→ Problem
Every entry below should be printed exactly, without its images.

→ Stored data
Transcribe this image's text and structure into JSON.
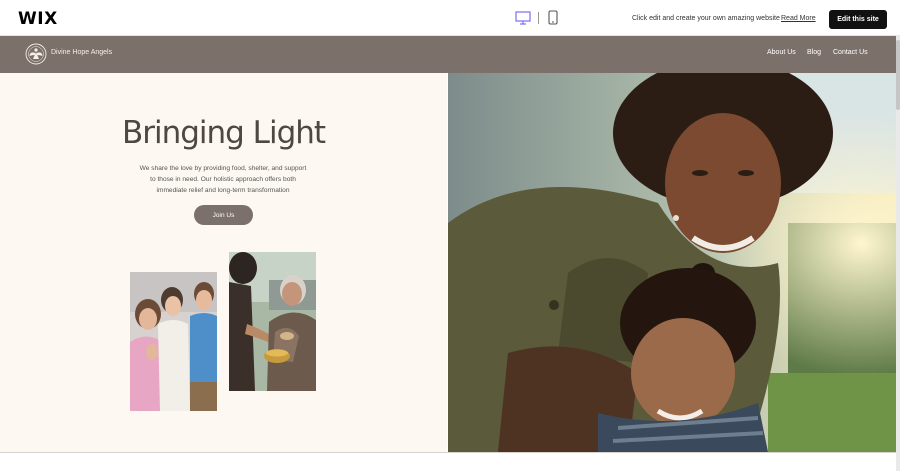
{
  "editor_bar": {
    "logo": "WIX",
    "device_desktop_icon": "desktop-icon",
    "device_mobile_icon": "mobile-icon",
    "promo_text": "Click edit and create your own amazing website",
    "read_more": "Read More",
    "edit_button": "Edit this site"
  },
  "site": {
    "logo_icon": "angel-emblem-icon",
    "name": "Divine Hope Angels",
    "nav": [
      "About Us",
      "Blog",
      "Contact Us"
    ]
  },
  "hero": {
    "title": "Bringing Light",
    "description": "We share the love by providing food, shelter, and support to those in need. Our holistic approach offers both immediate relief and long-term transformation",
    "cta": "Join Us"
  },
  "colors": {
    "header_bg": "#7c706a",
    "hero_bg": "#fdf8f2",
    "button_bg": "#7c706a",
    "edit_button_bg": "#111111"
  }
}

→ Your response
Transcribe this image's text and structure into JSON.
{
  "editor_bar": {
    "logo": "WIX",
    "device_desktop_icon": "desktop-icon",
    "device_mobile_icon": "mobile-icon",
    "promo_text": "Click edit and create your own amazing website",
    "read_more": "Read More",
    "edit_button": "Edit this site"
  },
  "site": {
    "logo_icon": "angel-emblem-icon",
    "name": "Divine Hope Angels",
    "nav": [
      "About Us",
      "Blog",
      "Contact Us"
    ]
  },
  "hero": {
    "title": "Bringing Light",
    "description": "We share the love by providing food, shelter, and support to those in need. Our holistic approach offers both immediate relief and long-term transformation",
    "cta": "Join Us"
  },
  "colors": {
    "header_bg": "#7c706a",
    "hero_bg": "#fdf8f2",
    "button_bg": "#7c706a",
    "edit_button_bg": "#111111"
  }
}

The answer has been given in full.